_DIRECTIONS FOR THIS TASK:_
In your copy of the data, keep every word exact and include no pictures.

_DATA EXTRACTS:_
--- START ---

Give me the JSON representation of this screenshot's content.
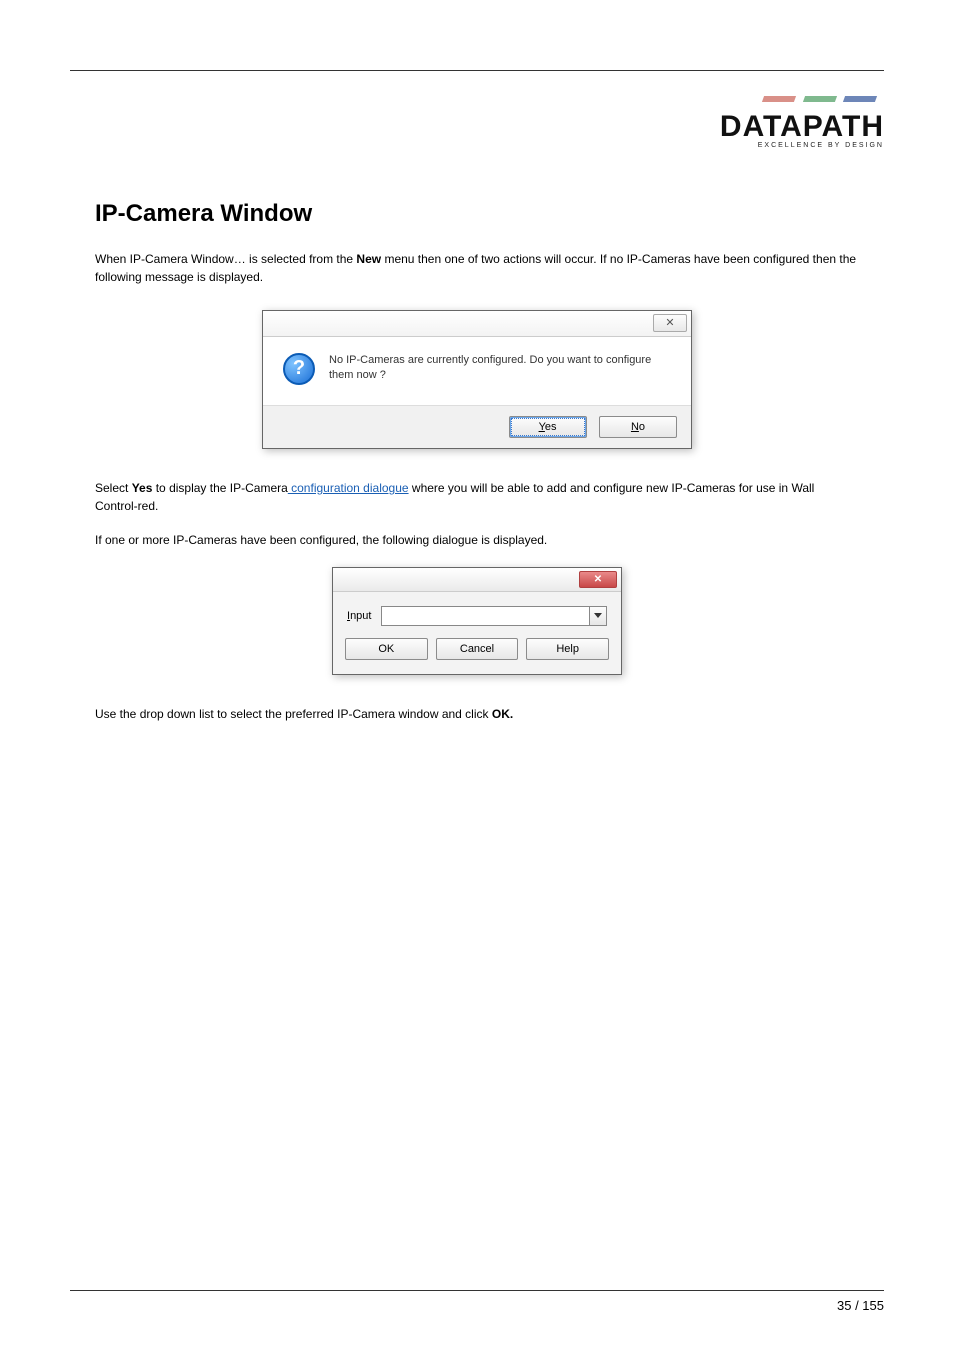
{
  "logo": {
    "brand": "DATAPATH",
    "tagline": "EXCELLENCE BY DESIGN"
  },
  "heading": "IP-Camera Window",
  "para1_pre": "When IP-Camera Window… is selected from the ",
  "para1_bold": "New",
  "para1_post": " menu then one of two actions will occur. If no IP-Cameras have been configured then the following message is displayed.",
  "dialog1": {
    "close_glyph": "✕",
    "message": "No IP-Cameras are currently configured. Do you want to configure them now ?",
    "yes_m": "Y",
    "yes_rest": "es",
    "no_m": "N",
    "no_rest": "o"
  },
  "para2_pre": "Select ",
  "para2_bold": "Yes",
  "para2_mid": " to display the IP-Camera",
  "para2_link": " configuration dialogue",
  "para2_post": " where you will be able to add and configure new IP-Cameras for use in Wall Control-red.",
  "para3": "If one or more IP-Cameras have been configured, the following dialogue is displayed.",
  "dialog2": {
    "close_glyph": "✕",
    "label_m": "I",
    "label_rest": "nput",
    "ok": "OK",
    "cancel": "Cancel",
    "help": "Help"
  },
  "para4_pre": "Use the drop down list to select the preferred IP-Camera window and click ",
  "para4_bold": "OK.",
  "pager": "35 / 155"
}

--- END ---

_EXERCISE SOLUTION:_
Give me the JSON representation of this screenshot's content.
{
  "logo": {
    "brand": "DATAPATH",
    "tagline": "EXCELLENCE BY DESIGN"
  },
  "heading": "IP-Camera Window",
  "para1_pre": "When IP-Camera Window… is selected from the ",
  "para1_bold": "New",
  "para1_post": " menu then one of two actions will occur. If no IP-Cameras have been configured then the following message is displayed.",
  "dialog1": {
    "close_glyph": "✕",
    "message": "No IP-Cameras are currently configured. Do you want to configure them now ?",
    "yes_m": "Y",
    "yes_rest": "es",
    "no_m": "N",
    "no_rest": "o"
  },
  "para2_pre": "Select ",
  "para2_bold": "Yes",
  "para2_mid": " to display the IP-Camera",
  "para2_link": " configuration dialogue",
  "para2_post": " where you will be able to add and configure new IP-Cameras for use in Wall Control-red.",
  "para3": "If one or more IP-Cameras have been configured, the following dialogue is displayed.",
  "dialog2": {
    "close_glyph": "✕",
    "label_m": "I",
    "label_rest": "nput",
    "ok": "OK",
    "cancel": "Cancel",
    "help": "Help"
  },
  "para4_pre": "Use the drop down list to select the preferred IP-Camera window and click ",
  "para4_bold": "OK.",
  "pager": "35 / 155"
}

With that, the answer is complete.